The proposed South Asian bloc would attract foreign investment to the region. Recently, even the International Monetary Fund has urged India and Pakistan to boost their intra-regional trade and emulate the Southeast Asian miracle.
When the Western media talk of Asia, it usually refers to East Asia without the Indian subcontinent, while the Middle East is west of Iran. South Asia is sandwiched in obscurity. Forming a trading bloc can change this. A few years ago, the economies of the Southeast Asian "tigers" were growing no faster than those of Sri Lanka or Pakistan. It was the formation of ASEAN and export-oriented policies that stimulated their growth rates and improved their standards of living.
Iran, Burma, Afghanistan, and the Central Asian republics of Uzbekistan, Kazakhstan, Turkmenistan, Tajikistan, and Kyrgyzstan can be invited to join the South Asian group. All these countries are linked with strong cultural, geographical, and historical bonds to the Indian subcontinent, but many in those countries will be reluctant to join such a grouping. Suppression of the democratic movement in Burma and fundamentalist regimes in Iran and Afghanistan may cause the West to view the inclusion of these countries with skepticism. This situation may change in the next few years. In recent months, Iran has shown signs of liberalization and patching up with the West. Indian Prime Minister Narasimha Rao's visit to Iran in 1993 demonstrated this trend. Similarly, most central Asian countries have tried to keep ethnic conflicts and Islamic fundamentalism under control.
Since the Cold War ended, economic muscle has replaced military might as the key to national security. South Asian countries should reduce their defence budgets, which have been a drag on their development.
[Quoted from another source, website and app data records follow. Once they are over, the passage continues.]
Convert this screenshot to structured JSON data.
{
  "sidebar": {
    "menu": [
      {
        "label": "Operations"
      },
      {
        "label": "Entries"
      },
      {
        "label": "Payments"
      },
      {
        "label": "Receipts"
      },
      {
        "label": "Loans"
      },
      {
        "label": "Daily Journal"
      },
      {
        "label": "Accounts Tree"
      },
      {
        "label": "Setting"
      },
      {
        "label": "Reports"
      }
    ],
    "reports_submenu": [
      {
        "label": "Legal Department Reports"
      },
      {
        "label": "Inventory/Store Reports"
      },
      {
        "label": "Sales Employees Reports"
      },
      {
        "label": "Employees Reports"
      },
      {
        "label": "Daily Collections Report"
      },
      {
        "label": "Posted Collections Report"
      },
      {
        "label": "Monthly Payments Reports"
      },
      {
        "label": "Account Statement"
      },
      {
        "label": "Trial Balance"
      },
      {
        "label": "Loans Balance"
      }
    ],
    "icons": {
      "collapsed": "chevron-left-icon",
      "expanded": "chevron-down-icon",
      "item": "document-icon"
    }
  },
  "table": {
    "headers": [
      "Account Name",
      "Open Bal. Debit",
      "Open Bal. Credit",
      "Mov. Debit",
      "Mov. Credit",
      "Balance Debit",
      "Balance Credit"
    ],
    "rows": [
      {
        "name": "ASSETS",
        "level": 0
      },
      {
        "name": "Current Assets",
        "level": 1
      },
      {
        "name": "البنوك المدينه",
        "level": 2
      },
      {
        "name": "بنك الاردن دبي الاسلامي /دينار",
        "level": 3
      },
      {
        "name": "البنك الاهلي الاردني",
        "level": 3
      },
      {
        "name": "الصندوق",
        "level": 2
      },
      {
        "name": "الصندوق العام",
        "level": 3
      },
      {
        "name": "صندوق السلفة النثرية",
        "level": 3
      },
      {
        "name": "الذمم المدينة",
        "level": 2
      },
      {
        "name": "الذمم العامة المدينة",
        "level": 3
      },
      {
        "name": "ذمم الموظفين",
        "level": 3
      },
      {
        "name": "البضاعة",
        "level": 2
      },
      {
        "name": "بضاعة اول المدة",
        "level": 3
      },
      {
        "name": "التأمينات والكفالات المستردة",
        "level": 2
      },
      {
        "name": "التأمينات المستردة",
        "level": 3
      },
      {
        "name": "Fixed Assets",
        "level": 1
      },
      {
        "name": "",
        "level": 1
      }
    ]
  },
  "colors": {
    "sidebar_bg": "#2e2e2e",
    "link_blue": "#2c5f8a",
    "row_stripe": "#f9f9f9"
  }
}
Forming an economic bloc could help create mutual trust, curb the arms race, and put large sums of money into productive investment instead of (as in the case of India and Pakistan) an arms race.
Most impediments to the bloc arise due to political and historical animosities and a fear of India among smaller countries of the region. Such differences can be put on the back burner, as the Israelis and Arabs are learning. The people of South Asia have much more in common in terms of history and culture than do the Palestinians and Israelis. A few years ago there were serious political problems even between Malaysia and Indonesia, but ASEAN and extensive intra-regional trade in Southeast Asia have shifted the focus to economic growth and mutual cooperation. In the long run, such a bloc will lead to peace and stability in the region. India can stimulate the formation of the economic bloc without seeming to be a "Big Brother."
A South Asian bloc should in no way prevent member countries from maintaining multiple affiliations. Thus, Pakistan could continue its trade pact with Iran and Turkey; or India, its agreements with Russia and other former Soviet republics. Such an arrangement would give the member countries more flexibility in shaping their external trade relations. The resource-based economies of South Asian countries can also pool their efforts to get better prices for raw-material exports in world markets. Possible cooperation and coordination can be explored in foreign policy, regional security, and in such multilateral forums as the General Agreement on Tariffs and Trade, the Commonwealth, and the United Nations.
In each of the member countries there are vested interests who will be hurt by the formation of an economic bloc. Yet overall, the trading bloc would benefit most of the people living in one of the poorest parts of the world.
Amit Kumar is a student of international business, and a former associate editor of Peace.